» Data records:

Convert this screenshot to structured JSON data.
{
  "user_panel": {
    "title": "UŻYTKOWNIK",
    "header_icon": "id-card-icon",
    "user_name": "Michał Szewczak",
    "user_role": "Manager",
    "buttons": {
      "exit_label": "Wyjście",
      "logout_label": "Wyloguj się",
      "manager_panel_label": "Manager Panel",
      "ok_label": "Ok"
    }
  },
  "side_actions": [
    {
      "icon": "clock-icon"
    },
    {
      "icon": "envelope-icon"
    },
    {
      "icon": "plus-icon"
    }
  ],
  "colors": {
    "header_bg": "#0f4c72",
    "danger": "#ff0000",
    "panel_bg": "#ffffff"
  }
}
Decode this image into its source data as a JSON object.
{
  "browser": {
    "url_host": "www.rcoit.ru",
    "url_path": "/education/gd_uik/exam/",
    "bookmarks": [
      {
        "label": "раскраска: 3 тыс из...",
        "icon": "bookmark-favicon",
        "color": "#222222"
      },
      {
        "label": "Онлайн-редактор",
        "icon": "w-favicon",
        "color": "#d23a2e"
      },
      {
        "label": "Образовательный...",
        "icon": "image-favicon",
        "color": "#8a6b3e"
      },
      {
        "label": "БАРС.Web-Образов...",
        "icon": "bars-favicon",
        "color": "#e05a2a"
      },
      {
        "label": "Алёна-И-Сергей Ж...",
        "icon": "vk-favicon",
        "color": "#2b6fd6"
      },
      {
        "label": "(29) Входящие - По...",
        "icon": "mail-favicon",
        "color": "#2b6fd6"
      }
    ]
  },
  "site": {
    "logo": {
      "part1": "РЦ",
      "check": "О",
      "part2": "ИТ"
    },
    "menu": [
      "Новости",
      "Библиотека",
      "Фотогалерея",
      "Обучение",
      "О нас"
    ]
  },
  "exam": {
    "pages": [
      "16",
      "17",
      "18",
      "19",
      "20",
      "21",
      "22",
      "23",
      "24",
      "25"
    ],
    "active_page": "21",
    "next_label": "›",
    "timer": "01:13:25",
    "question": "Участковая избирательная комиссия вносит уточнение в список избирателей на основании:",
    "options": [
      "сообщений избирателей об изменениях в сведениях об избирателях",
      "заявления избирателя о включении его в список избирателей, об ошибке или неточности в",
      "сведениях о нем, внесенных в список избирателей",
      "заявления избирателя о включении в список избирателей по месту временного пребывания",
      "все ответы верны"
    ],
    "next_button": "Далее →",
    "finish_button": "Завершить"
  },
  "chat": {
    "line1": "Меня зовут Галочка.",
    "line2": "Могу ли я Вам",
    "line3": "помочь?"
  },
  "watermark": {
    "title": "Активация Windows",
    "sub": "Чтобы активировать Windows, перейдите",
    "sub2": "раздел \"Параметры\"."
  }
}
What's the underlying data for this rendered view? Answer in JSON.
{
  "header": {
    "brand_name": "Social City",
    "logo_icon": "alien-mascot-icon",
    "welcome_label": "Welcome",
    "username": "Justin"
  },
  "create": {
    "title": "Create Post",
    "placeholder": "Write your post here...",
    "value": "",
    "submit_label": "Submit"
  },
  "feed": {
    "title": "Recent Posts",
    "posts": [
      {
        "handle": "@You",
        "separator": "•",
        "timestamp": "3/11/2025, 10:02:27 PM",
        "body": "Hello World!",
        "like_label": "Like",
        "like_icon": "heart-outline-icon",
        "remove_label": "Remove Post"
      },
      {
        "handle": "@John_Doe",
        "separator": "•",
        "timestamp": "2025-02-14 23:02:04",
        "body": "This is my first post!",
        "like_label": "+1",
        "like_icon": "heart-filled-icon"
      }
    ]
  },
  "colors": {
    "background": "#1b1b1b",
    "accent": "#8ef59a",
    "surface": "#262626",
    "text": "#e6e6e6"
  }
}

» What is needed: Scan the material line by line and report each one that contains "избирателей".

» Written solution:
    "question": "Участковая избирательная комиссия вносит уточнение в список избирателей на основании:",
      "сообщений избирателей об изменениях в сведениях об избирателях",
      "заявления избирателя о включении его в список избирателей, об ошибке или неточности в",
      "сведениях о нем, внесенных в список избирателей",
      "заявления избирателя о включении в список избирателей по месту временного пребывания",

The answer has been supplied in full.